Where a picture occurs in the data, omit it, and copy all remaining data exactly.

(Items from an interface collection)
------------------------

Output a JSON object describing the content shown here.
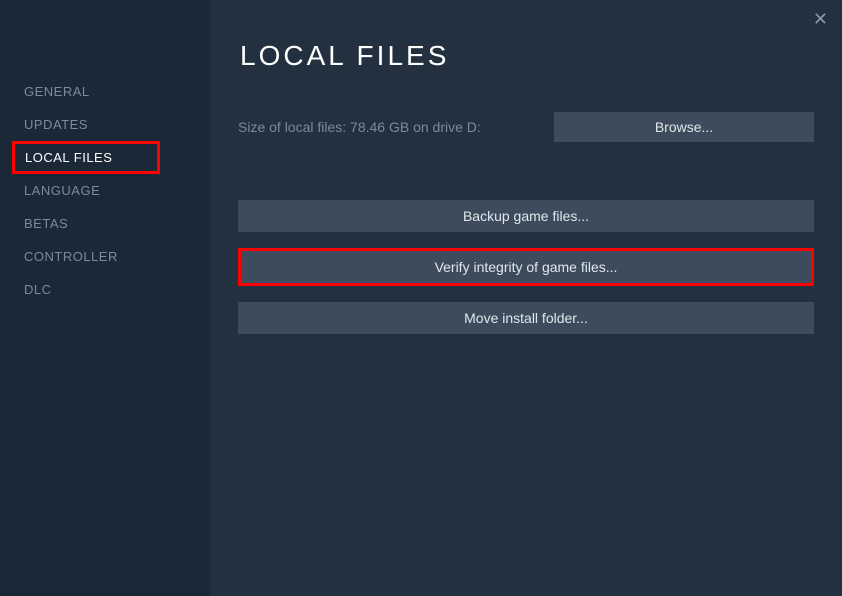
{
  "sidebar": {
    "items": [
      {
        "label": "GENERAL"
      },
      {
        "label": "UPDATES"
      },
      {
        "label": "LOCAL FILES"
      },
      {
        "label": "LANGUAGE"
      },
      {
        "label": "BETAS"
      },
      {
        "label": "CONTROLLER"
      },
      {
        "label": "DLC"
      }
    ]
  },
  "main": {
    "title": "LOCAL FILES",
    "size_text": "Size of local files: 78.46 GB on drive D:",
    "browse_label": "Browse...",
    "buttons": {
      "backup": "Backup game files...",
      "verify": "Verify integrity of game files...",
      "move": "Move install folder..."
    }
  }
}
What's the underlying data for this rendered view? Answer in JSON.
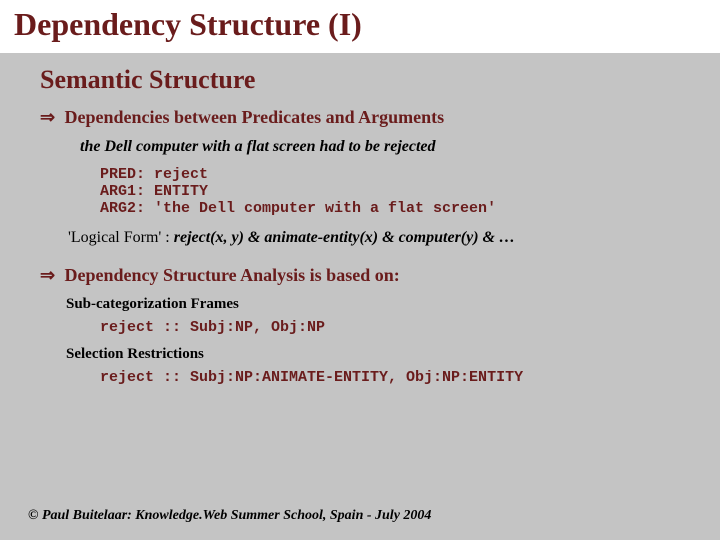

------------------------

*RESPONSE TO THIS TASK:*
Output a JSON object describing the content shown here.
{
  "sidebar": {
    "items": [
      {
        "label": "GENERAL"
      },
      {
        "label": "UPDATES"
      },
      {
        "label": "LOCAL FILES"
      },
      {
        "label": "LANGUAGE"
      },
      {
        "label": "BETAS"
      },
      {
        "label": "CONTROLLER"
      },
      {
        "label": "DLC"
      }
    ]
  },
  "main": {
    "title": "LOCAL FILES",
    "size_text": "Size of local files: 78.46 GB on drive D:",
    "browse_label": "Browse...",
    "buttons": {
      "backup": "Backup game files...",
      "verify": "Verify integrity of game files...",
      "move": "Move install folder..."
    }
  }
}
What's the underlying data for this rendered view? Answer in JSON.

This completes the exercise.